With big buy-in events happening with regularity around the world these days a $1m buy-in tournament doesn't sound all that incredible anymore.
Back in 2012, though, it was a huge deal. And the first Big One for One Drop spearheaded by Guy Laliberte was pretty thrilling.
The pros were champing at the bit to get in months in advance. Rich businessmen weren't tired of getting run over by pros and asking for an invitation-only event instead. And the massive prize pool turned the all-time money winners list on its head.
Antonio Esfandiari, of course, won it and the largest prize ($18m) ever in poker. Sam Trickett got $10m for second. Phil Hellmuth came fourth for $2.6m.
It was a grand spectacle to say the least; follow-ups since haven't quite lived up to the original. That $5.3m also went to providing those in need with fresh water was a wonderful outcome, too.
13. Rise of the Mid-Level Buy-Ins
Low buy-ins are in.
While increasingly huge buy-ins were the trend in the mid-late 2000s, by the mid 2010s the poker economy had almost reversed itself. En vogue these days are much more modest buy-ins accessible to punters of virtually any bankroll size.
The first-ever WSOP Colossus in 2012 was the first bracelet event under $1,000 buy-in. The guarantee was $5m and 22,372 players bought in to break the record for largest live poker tournament ever.
Colossus II (with a $7m guarantee) did similar, as did the Millionaire Makers. The 888Live Series and Unibet Open circuit are breaking records at virtually every stop. Dusk Til Dawn and partypoker crush with GBP 500 tournaments on the regular.
The Battle of Malta, of course, has broken its own record for attendance every year of its existence.
You can still find plenty of big buy-ins and their usual suspects around but the true momentum in the poker industry lies in the low buy-ins.
It's only going to grow with India and China coming into the fold. It's poker for the people and that's a healthy sign for the next decade.
12. The Rise of Twitch/Live Streaming
On another streaming level.
Speaking of poker for the people ... It doesn't get more grassroots than a guy with a webcam and a few open online poker tables streaming from his basement to a group of friends and eager learners.
That's what Twitch.tv has wrought and its dramatic rise in popularity has shown there are still uncharted poker markets out there to be reached.
Jason Somerville is, of course, the king of the medium but cohorts like Parker "tonkaaaaP" Talbot and Jamie Staples have likewise built up extensive followings.

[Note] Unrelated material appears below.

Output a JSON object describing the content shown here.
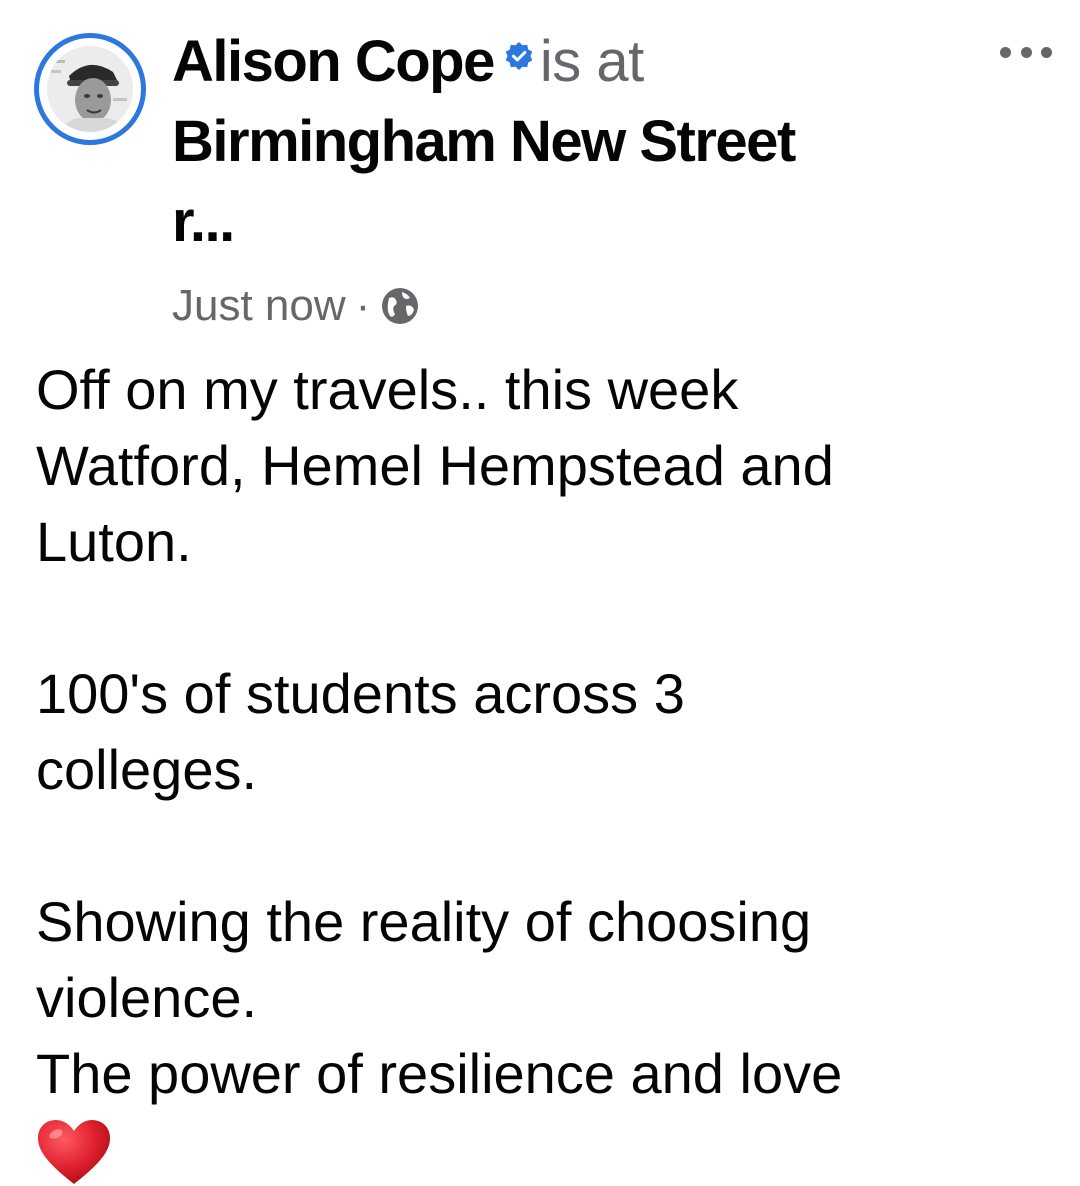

Big guns like Lex Veldhuis, Dutch Boyd, Doug Polk, Jeff Gross and Bill Perkins have also jumped on board and reshaped what you can expect to see on a stream. Perkins' amazing PokerStars Championship package giveaways sets a whole new bar.

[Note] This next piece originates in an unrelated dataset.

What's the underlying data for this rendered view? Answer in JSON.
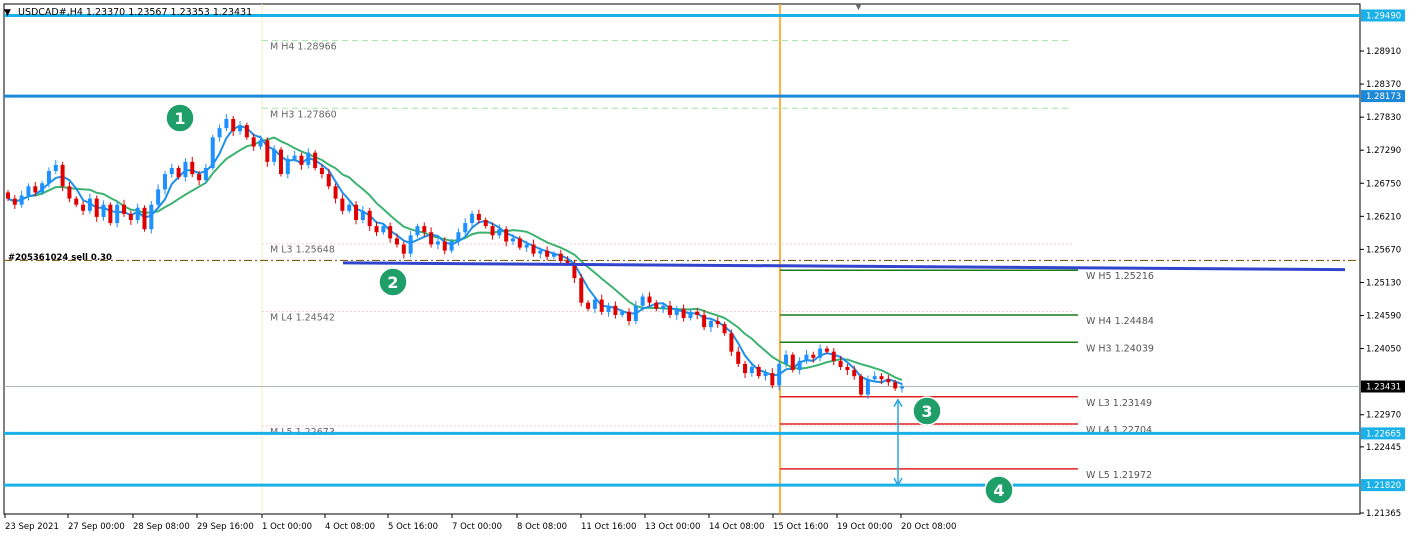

Meanwhile, feature and final-table live streams from poker events around the world have also become the norm and opened up a whole new level of accessibility for poker fans locally and internationally.
It's a far cry from old episodes of the WPT playing on a corner TV at the sports bar and it might just lead poker back to the masses in the coming years.
11. Every Day at Rail Heaven
For those who worked office jobs in the late 2000s it doesn't take much more than those two words to bring back some incredible memories of an entirely different time and place in poker.
For those who missed it ... well, it's kind of hard to capture just what it felt like to log in to the old Full Tilt Poker client on a Tuesday afternoon and see million-dollar bankrolls on the table.
The epic sessions between Tom 'durrrr' Dwan and Viktor 'Isildur1' Blom (and ultimately Blom-Brian Hastings) in Nov. 2009 might have been its ultimate peak but watching Ivey, Antonius, Sahamies & Hansen and an amazing crop of young guns (Phil Galfond, The Dang brothers, Jungleman) pick apart the many accounts of Guy Laliberte at astonishing limits daily was, well, virtually unbelievable.
How much of that was 'real' money changing hands we might not ever now. But on the surface it was thrilling to watch, regardless. We could pick out 100 different moments that stand out but that Rail Heaven existed at all seems like a dream we can't quite believe actually happened.